Task goal: Where a line in the entries below contains the word "find", count it. Return the total alone.

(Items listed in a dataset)

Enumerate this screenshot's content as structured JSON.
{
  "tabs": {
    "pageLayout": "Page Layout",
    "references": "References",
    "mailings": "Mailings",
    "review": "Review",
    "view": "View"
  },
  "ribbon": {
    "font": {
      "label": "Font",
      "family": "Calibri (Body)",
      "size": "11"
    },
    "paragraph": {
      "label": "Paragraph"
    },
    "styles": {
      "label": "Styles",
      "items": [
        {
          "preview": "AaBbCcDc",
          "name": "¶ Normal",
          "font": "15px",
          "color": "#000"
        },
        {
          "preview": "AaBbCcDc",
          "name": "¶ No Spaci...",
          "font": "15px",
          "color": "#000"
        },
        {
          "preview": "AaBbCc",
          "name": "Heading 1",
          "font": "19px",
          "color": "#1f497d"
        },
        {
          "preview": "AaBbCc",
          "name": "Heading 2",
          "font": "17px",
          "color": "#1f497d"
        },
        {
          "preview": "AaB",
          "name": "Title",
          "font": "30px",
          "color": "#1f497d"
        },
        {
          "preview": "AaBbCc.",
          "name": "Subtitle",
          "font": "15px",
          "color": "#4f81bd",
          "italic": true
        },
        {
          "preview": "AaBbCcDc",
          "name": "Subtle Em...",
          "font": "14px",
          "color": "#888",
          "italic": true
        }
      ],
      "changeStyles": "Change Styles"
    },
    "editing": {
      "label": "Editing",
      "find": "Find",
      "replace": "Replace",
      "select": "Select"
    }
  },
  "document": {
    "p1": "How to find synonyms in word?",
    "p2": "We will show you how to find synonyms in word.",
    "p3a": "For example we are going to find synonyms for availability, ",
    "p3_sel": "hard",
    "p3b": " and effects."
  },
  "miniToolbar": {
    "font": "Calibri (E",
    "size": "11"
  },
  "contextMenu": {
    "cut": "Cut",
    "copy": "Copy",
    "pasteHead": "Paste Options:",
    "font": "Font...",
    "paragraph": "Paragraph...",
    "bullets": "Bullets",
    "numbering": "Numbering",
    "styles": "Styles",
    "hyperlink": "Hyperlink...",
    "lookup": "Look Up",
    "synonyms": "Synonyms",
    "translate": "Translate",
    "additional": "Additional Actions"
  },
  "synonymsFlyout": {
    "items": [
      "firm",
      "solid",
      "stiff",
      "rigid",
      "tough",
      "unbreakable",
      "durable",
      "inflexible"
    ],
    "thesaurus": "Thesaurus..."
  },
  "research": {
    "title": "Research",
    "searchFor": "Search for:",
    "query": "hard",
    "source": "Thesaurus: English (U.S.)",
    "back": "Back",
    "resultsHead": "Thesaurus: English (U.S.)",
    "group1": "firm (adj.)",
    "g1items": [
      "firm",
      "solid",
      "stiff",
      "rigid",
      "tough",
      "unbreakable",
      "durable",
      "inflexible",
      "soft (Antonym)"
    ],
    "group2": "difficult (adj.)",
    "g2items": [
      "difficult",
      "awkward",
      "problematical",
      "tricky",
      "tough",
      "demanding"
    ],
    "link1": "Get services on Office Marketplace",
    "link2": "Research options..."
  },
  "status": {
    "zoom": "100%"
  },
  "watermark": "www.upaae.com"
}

Answer to this problem: 4